[Start of Attachment]

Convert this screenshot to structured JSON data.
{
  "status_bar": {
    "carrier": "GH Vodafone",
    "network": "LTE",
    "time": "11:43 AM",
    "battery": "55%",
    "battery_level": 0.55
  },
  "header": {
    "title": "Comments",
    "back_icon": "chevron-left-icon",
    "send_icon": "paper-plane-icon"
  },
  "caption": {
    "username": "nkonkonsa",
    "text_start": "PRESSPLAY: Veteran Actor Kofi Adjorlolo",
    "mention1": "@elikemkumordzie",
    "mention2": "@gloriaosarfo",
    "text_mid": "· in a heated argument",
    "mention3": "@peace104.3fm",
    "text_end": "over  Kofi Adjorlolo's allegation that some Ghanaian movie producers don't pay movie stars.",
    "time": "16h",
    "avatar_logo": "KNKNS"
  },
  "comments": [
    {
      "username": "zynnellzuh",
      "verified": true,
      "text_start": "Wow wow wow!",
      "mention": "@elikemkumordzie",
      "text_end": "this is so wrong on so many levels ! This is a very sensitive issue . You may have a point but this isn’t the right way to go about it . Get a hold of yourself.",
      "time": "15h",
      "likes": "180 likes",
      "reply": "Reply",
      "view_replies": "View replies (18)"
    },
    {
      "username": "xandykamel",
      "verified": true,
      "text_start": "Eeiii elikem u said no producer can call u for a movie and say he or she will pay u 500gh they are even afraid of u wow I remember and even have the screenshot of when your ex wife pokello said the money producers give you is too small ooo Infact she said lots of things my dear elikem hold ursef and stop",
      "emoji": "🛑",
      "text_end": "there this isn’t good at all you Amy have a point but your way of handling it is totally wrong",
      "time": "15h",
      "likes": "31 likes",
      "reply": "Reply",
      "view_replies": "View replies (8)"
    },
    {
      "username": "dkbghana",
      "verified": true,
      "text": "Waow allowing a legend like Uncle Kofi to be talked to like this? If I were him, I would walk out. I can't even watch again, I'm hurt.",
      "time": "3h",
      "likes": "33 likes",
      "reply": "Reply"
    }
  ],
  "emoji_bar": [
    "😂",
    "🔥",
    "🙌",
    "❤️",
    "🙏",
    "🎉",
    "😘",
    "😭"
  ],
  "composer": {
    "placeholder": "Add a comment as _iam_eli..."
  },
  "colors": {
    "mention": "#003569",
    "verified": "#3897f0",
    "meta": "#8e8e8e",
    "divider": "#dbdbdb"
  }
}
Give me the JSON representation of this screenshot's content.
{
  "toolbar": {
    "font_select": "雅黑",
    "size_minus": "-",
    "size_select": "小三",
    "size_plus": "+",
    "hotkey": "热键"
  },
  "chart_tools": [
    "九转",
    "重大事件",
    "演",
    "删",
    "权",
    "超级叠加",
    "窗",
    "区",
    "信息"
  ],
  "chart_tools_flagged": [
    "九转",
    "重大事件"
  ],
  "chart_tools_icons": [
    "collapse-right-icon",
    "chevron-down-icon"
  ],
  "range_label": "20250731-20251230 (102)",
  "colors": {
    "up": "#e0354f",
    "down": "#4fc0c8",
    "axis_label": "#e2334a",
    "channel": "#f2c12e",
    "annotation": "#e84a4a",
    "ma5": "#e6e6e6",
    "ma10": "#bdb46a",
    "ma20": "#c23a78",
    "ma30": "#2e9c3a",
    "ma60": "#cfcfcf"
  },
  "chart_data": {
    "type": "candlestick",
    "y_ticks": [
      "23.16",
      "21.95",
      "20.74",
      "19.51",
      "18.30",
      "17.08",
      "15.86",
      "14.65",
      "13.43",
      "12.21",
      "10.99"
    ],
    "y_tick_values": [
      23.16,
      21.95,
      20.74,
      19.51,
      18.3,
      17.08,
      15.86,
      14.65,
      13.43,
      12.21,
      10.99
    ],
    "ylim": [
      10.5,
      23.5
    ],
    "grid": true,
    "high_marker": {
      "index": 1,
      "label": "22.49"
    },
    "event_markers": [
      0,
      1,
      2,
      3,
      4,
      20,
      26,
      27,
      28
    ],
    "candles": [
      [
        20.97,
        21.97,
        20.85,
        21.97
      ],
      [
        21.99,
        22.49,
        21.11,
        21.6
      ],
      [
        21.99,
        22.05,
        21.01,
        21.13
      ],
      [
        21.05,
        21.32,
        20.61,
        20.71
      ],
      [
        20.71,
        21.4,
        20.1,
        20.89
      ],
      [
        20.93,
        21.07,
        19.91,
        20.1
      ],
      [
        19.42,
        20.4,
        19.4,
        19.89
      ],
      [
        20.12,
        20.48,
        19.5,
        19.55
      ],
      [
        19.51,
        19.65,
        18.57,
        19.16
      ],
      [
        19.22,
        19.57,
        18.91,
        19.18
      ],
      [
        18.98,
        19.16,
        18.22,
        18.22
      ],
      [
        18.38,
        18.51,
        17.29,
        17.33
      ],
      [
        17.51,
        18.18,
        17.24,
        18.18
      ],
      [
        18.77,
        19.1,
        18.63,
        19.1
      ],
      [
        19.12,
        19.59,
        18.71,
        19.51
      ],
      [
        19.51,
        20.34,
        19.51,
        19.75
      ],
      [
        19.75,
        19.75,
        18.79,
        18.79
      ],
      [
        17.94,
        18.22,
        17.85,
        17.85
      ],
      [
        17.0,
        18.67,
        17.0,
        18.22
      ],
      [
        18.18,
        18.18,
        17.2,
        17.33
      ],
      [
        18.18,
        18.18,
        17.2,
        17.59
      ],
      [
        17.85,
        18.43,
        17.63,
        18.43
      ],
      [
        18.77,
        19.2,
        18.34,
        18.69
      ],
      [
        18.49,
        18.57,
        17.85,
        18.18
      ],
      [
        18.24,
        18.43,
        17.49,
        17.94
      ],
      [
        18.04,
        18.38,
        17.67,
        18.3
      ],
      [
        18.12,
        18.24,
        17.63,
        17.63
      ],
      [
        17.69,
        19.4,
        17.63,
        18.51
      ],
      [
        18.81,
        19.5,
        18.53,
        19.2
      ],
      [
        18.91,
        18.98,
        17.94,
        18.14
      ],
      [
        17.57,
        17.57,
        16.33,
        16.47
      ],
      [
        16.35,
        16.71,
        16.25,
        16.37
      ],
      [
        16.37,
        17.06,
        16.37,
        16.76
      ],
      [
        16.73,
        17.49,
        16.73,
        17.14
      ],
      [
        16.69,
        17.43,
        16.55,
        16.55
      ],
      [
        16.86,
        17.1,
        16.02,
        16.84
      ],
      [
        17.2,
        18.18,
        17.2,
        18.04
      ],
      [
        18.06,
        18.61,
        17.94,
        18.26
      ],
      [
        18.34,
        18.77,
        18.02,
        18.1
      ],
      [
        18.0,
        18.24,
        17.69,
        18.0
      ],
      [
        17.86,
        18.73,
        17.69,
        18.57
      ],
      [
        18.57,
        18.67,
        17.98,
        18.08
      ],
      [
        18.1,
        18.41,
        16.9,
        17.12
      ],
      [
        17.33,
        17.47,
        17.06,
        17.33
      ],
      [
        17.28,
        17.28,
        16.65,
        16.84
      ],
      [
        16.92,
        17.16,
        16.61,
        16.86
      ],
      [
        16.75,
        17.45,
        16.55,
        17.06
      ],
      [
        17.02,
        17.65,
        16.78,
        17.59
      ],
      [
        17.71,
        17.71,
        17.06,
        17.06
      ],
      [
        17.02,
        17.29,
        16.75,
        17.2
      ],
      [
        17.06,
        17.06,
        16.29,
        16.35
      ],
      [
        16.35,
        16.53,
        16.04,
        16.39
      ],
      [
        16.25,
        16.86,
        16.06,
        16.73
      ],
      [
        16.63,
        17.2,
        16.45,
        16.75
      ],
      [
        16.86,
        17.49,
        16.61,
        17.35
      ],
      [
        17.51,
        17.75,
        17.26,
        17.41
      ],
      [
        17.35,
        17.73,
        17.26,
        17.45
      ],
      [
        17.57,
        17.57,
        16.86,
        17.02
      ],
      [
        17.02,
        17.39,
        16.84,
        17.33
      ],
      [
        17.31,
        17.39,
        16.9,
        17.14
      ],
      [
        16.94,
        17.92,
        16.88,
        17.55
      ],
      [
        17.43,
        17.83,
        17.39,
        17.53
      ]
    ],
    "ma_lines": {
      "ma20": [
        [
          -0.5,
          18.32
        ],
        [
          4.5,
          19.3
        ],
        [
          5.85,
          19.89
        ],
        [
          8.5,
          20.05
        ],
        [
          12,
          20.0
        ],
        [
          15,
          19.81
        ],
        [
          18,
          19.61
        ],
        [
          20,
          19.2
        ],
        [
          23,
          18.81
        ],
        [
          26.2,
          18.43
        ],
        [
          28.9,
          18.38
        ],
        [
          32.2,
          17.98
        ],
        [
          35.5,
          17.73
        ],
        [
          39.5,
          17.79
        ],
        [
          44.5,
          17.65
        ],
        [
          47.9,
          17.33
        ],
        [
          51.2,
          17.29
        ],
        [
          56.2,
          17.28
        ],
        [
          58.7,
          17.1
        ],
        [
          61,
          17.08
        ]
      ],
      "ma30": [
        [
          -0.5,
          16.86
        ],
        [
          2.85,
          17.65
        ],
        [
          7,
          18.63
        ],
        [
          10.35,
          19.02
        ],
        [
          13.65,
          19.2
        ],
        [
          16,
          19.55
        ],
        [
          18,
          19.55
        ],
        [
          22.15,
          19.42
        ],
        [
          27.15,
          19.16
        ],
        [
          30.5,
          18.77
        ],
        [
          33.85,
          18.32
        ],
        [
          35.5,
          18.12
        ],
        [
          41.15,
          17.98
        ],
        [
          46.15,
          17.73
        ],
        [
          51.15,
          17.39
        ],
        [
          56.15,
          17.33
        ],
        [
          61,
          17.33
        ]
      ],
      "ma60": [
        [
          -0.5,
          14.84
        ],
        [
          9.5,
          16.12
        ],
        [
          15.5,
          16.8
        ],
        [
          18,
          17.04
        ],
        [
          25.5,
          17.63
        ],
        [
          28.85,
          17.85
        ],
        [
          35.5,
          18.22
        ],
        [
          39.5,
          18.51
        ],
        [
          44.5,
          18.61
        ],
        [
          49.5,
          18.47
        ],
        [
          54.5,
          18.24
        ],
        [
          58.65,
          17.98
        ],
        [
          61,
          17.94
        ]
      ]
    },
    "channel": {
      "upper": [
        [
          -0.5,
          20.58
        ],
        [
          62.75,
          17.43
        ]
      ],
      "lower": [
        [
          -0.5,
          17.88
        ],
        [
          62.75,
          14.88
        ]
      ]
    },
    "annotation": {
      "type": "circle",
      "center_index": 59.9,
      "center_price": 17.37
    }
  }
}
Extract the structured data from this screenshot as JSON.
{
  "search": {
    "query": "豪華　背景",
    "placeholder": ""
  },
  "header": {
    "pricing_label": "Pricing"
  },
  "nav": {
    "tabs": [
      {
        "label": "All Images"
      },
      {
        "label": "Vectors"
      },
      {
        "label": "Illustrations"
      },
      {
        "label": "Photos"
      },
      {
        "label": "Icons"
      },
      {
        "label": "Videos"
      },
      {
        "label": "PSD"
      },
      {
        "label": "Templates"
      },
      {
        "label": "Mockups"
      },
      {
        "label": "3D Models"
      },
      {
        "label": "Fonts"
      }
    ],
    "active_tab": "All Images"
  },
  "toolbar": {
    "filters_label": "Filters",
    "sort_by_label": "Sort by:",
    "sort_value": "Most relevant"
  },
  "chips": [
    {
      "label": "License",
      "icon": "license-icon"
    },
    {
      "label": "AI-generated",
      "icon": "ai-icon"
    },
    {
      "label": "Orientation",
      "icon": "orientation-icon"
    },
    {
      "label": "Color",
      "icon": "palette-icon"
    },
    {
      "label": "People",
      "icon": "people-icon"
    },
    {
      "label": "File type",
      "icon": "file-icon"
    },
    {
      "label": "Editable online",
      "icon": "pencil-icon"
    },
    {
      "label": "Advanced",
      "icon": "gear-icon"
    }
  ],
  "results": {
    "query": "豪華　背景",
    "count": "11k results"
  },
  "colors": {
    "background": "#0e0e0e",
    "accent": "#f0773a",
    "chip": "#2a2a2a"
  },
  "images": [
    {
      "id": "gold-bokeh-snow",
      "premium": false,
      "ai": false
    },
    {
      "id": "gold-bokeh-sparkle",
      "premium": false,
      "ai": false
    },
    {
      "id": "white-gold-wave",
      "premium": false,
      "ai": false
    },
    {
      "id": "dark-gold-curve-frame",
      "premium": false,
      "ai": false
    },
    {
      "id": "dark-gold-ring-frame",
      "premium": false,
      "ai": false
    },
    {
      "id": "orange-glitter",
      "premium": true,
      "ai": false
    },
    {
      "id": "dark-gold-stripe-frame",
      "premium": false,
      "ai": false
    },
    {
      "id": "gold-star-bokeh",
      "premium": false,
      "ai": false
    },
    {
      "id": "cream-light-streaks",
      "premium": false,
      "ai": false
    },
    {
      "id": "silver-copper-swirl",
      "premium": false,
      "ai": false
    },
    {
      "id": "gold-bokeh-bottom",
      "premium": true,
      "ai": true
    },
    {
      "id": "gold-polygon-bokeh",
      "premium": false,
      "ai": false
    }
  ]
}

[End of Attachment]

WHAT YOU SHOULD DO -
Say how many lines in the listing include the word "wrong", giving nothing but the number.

WRITTEN ANSWER -
2